Danny

Thanks again for such great information on UI. I Always enjoy it and learn something new or interesting :)

Meshal Hamza
Meshal Hamza

thank you very useful UI information

Andrea Pernici

The single field Chack-in/Check-out is good, but their implementation is completely wrong. First click -> Disappear -> You need a second click to define the checkout date. The window should stick on the screen after the first click.

Vito

Great report. Thanks for sharing!

David Efdé

Thanks for the very interesting analysis. Could the more forcing hierarchy of the new cards cluster (#8) also be of influence? (besides the increase from 3 to 5)

Steve Hough

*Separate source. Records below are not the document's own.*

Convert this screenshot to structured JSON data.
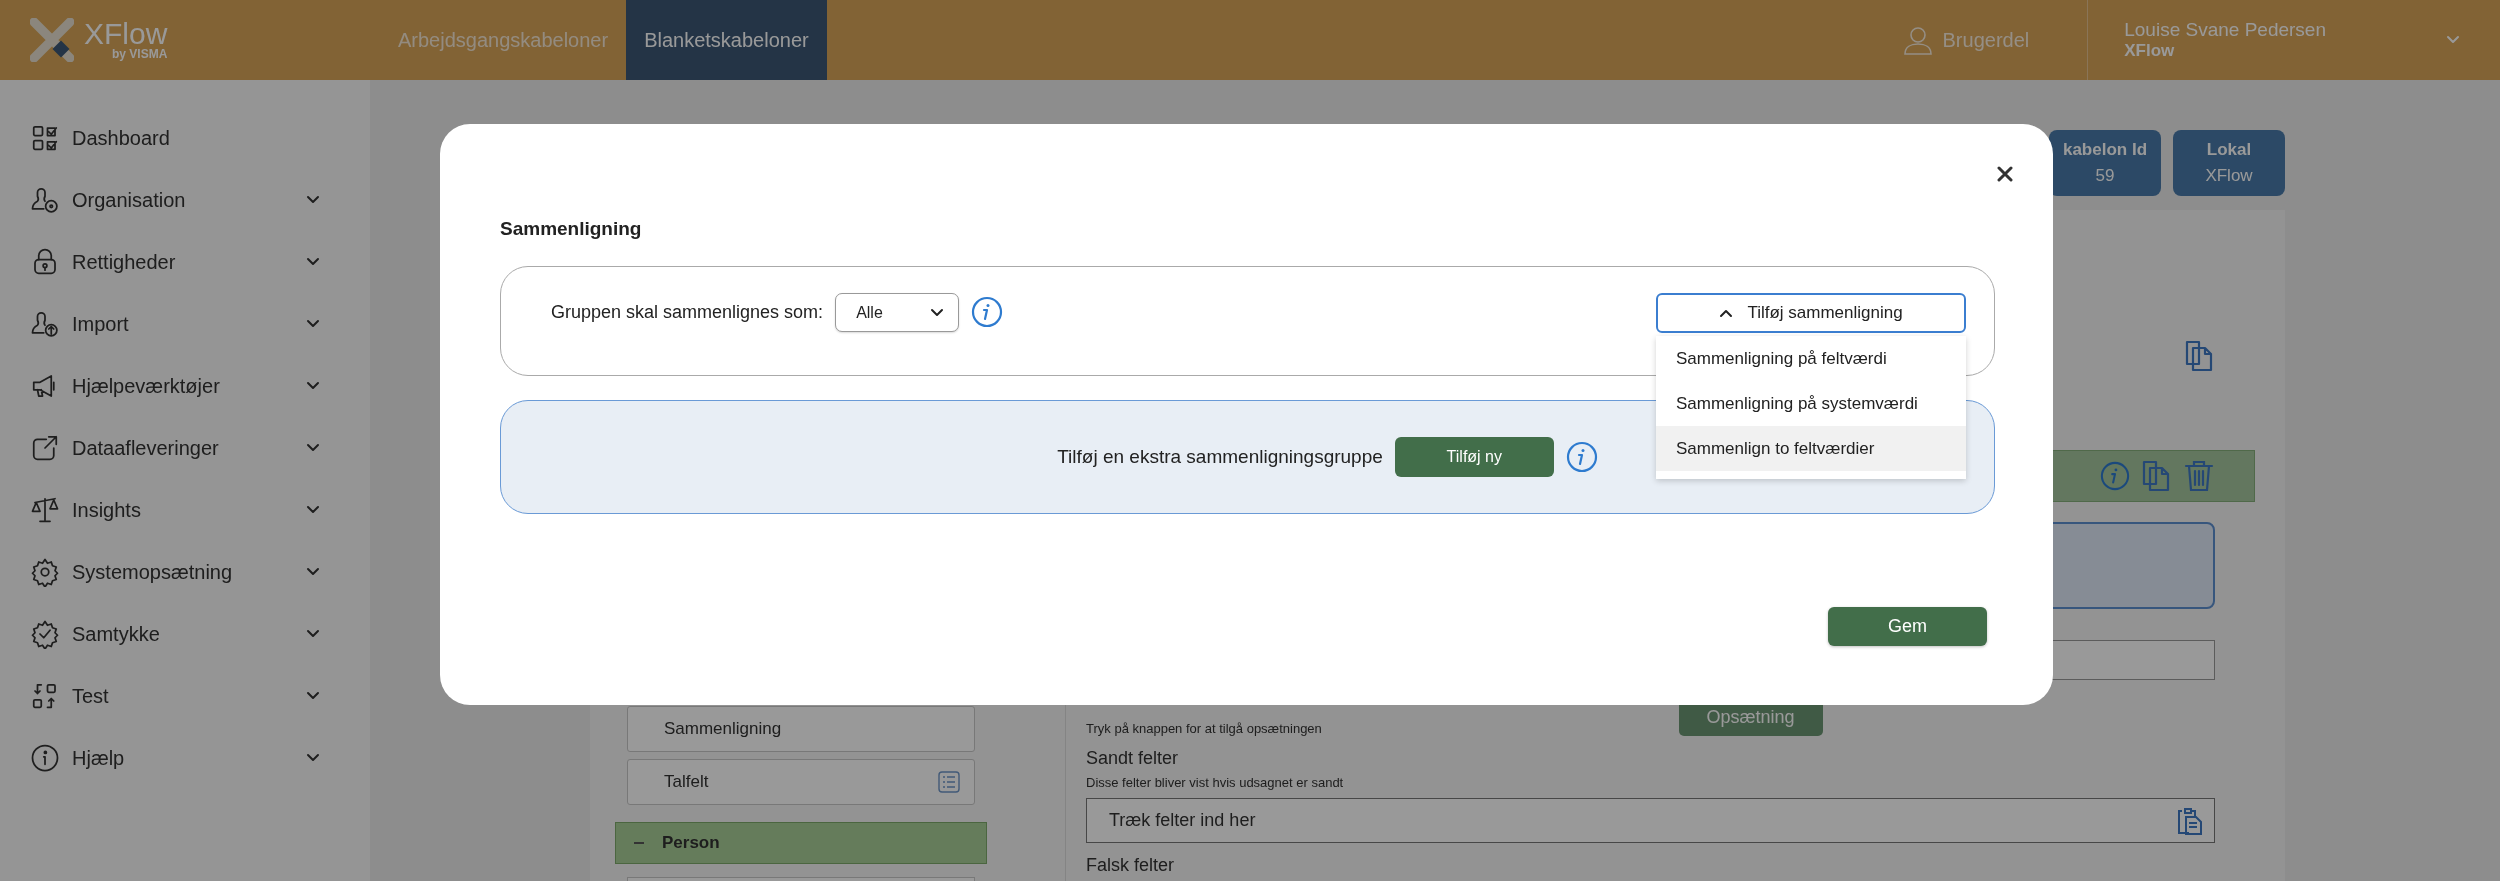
{
  "header": {
    "logo": {
      "name": "XFlow",
      "sub": "by VISMA"
    },
    "nav": [
      {
        "label": "Arbejdsgangskabeloner",
        "selected": false
      },
      {
        "label": "Blanketskabeloner",
        "selected": true
      }
    ],
    "user_area": "Brugerdel",
    "user": {
      "name": "Louise Svane Pedersen",
      "org": "XFlow"
    }
  },
  "sidebar": {
    "items": [
      {
        "label": "Dashboard",
        "expandable": false
      },
      {
        "label": "Organisation",
        "expandable": true
      },
      {
        "label": "Rettigheder",
        "expandable": true
      },
      {
        "label": "Import",
        "expandable": true
      },
      {
        "label": "Hjælpeværktøjer",
        "expandable": true
      },
      {
        "label": "Dataafleveringer",
        "expandable": true
      },
      {
        "label": "Insights",
        "expandable": true
      },
      {
        "label": "Systemopsætning",
        "expandable": true
      },
      {
        "label": "Samtykke",
        "expandable": true
      },
      {
        "label": "Test",
        "expandable": true
      },
      {
        "label": "Hjælp",
        "expandable": true
      }
    ]
  },
  "info_badges": [
    {
      "label": "kabelon Id",
      "value": "59"
    },
    {
      "label": "Lokal",
      "value": "XFlow"
    }
  ],
  "editor": {
    "left_items": [
      {
        "label": "Sammenligning",
        "icon": false
      },
      {
        "label": "Talfelt",
        "icon": true
      }
    ],
    "section": {
      "label": "Person",
      "expanded": true
    },
    "setup": {
      "hint": "Tryk på knappen for at tilgå opsætningen",
      "button": "Opsætning"
    },
    "true_fields": {
      "title": "Sandt felter",
      "hint": "Disse felter bliver vist hvis udsagnet er sandt",
      "placeholder": "Træk felter ind her"
    },
    "false_fields": {
      "title": "Falsk felter"
    }
  },
  "modal": {
    "title": "Sammenligning",
    "group": {
      "label": "Gruppen skal sammenlignes som:",
      "select": {
        "value": "Alle"
      }
    },
    "add_comparison": {
      "label": "Tilføj sammenligning",
      "expanded": true,
      "options": [
        {
          "label": "Sammenligning på feltværdi",
          "selected": false
        },
        {
          "label": "Sammenligning på systemværdi",
          "selected": false
        },
        {
          "label": "Sammenlign to feltværdier",
          "selected": true
        }
      ]
    },
    "extra_group": {
      "label": "Tilføj en ekstra sammenligningsgruppe",
      "button": "Tilføj ny"
    },
    "save": "Gem"
  }
}
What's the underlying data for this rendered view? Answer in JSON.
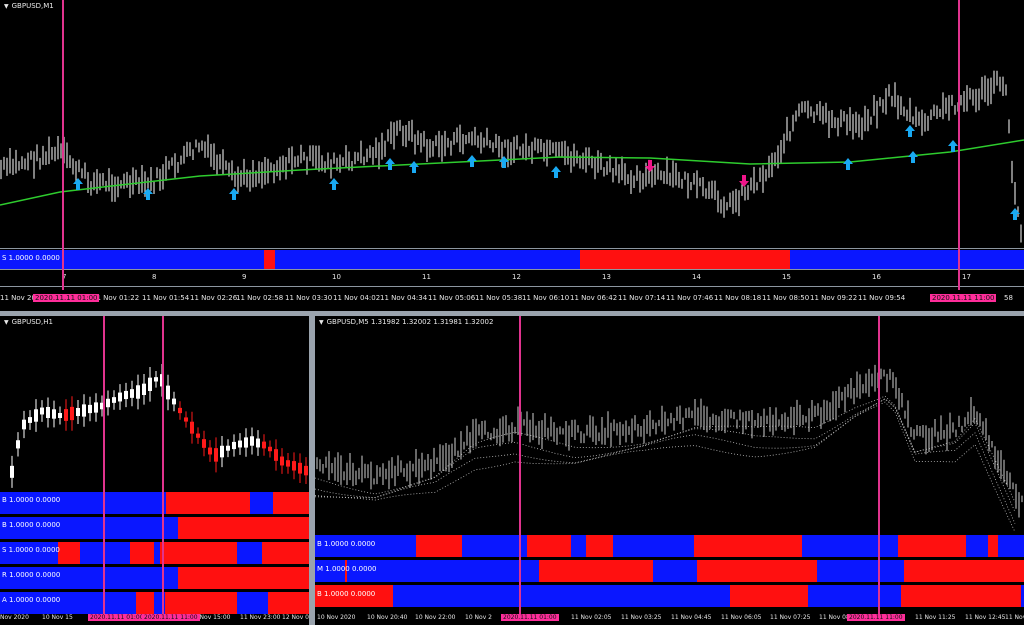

FYI – Having to scroll up and down to see what each point is referring to on the image is time consuming and off-putting. Whilst I love the content it would have been great to pull out snippets of the main image to view alongside the reading. GoodUI…come on, practice what you preach :) Great work as always though.